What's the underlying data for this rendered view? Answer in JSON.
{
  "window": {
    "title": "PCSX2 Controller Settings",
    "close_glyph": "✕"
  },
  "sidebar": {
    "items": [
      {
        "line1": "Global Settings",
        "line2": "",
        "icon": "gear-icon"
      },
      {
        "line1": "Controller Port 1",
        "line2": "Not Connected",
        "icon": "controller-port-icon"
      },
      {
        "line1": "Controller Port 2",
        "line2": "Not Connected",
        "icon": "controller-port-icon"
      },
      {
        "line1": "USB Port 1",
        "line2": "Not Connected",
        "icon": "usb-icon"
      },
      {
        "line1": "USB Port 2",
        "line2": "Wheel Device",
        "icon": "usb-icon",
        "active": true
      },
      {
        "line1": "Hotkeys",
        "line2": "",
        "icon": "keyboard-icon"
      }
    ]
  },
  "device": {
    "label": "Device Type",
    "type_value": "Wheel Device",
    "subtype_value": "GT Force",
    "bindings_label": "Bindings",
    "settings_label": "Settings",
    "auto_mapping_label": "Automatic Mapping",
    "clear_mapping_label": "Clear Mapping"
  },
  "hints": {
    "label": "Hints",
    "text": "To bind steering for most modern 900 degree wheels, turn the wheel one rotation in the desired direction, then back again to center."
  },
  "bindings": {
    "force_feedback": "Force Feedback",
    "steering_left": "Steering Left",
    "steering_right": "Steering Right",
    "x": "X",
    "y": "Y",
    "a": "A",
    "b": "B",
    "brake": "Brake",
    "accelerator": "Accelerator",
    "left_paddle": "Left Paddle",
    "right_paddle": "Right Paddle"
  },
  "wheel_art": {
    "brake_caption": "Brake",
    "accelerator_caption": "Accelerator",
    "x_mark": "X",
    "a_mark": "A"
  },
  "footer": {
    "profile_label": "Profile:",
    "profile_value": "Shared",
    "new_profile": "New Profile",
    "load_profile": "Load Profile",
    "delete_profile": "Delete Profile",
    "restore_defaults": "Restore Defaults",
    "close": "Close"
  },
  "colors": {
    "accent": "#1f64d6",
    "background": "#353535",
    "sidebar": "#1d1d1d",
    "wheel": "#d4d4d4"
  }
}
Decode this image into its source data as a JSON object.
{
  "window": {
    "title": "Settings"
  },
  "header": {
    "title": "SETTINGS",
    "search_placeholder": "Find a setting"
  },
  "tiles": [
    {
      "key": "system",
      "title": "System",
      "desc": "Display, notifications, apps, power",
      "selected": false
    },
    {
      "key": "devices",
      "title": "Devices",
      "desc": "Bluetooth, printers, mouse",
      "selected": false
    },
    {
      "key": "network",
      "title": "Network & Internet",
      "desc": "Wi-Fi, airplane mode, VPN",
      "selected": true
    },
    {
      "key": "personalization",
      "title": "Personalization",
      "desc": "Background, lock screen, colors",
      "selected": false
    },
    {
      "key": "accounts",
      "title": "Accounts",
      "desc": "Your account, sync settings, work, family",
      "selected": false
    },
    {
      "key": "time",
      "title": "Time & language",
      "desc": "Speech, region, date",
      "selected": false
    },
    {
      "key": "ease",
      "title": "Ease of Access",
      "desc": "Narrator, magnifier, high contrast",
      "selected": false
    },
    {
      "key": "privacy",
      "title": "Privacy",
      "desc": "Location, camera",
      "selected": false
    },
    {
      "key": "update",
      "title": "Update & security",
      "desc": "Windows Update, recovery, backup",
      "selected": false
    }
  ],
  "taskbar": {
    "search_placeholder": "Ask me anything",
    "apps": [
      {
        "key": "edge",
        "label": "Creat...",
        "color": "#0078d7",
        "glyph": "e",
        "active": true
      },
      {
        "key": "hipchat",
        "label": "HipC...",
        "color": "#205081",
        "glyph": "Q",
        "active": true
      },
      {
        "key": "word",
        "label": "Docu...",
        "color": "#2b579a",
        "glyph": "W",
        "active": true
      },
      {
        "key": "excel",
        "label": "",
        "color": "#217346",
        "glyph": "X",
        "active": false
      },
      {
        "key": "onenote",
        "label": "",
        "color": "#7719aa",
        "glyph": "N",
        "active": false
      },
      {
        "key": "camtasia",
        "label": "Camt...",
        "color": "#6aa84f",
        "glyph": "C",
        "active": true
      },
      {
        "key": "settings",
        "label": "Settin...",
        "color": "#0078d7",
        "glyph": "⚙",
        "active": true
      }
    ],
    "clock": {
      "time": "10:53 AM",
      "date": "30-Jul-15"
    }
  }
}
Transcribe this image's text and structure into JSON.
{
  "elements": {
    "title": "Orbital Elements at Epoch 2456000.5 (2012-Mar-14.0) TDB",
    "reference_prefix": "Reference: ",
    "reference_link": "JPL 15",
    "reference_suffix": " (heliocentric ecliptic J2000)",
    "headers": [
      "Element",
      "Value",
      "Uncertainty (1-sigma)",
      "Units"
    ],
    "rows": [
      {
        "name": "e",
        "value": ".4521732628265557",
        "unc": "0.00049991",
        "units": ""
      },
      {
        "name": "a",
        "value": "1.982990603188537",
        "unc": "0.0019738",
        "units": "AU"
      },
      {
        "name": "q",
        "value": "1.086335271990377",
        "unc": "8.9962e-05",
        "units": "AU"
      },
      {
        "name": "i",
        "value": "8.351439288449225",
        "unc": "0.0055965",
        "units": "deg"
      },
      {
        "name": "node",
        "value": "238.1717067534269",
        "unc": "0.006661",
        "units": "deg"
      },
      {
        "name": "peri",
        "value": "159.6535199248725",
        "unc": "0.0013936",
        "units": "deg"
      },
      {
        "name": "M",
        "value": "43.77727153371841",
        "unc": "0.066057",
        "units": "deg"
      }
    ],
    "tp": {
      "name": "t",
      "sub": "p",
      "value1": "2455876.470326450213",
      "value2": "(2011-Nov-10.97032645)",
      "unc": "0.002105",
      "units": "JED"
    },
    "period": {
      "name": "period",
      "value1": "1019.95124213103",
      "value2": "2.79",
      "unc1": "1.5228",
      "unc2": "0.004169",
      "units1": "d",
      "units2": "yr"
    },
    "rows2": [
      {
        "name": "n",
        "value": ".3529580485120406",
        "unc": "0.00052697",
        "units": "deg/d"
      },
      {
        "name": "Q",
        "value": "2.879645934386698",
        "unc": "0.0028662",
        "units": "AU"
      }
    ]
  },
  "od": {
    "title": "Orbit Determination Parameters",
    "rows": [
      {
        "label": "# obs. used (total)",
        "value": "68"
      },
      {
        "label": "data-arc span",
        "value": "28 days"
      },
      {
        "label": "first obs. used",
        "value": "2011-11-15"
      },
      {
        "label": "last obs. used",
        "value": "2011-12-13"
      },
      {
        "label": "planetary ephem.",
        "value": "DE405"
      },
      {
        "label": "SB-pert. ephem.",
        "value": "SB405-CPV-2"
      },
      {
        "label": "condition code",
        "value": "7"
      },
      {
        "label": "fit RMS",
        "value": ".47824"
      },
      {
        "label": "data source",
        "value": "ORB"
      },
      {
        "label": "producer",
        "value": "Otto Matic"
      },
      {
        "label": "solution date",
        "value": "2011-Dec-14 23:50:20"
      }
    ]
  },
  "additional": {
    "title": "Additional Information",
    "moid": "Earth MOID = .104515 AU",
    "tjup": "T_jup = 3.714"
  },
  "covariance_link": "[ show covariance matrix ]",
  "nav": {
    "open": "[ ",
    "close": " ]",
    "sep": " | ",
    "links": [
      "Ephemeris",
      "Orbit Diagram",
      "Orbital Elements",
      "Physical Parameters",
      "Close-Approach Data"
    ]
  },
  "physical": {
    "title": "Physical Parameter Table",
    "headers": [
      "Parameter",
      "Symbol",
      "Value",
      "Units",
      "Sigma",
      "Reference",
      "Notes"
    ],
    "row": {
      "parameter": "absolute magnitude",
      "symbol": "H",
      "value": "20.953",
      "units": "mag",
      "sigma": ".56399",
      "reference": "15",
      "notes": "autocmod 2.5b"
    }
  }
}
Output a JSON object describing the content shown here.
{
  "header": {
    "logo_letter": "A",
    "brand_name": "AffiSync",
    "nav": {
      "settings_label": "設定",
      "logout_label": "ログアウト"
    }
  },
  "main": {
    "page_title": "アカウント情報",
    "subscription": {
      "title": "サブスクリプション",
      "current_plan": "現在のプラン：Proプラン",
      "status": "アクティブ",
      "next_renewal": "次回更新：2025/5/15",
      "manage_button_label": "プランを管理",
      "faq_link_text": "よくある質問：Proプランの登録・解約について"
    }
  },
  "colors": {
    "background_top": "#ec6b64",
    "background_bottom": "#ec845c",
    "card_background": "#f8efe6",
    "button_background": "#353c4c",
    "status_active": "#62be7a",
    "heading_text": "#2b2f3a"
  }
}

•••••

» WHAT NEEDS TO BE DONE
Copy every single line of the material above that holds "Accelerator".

» EXERCISE RESULT
    "accelerator": "Accelerator",
    "accelerator_caption": "Accelerator",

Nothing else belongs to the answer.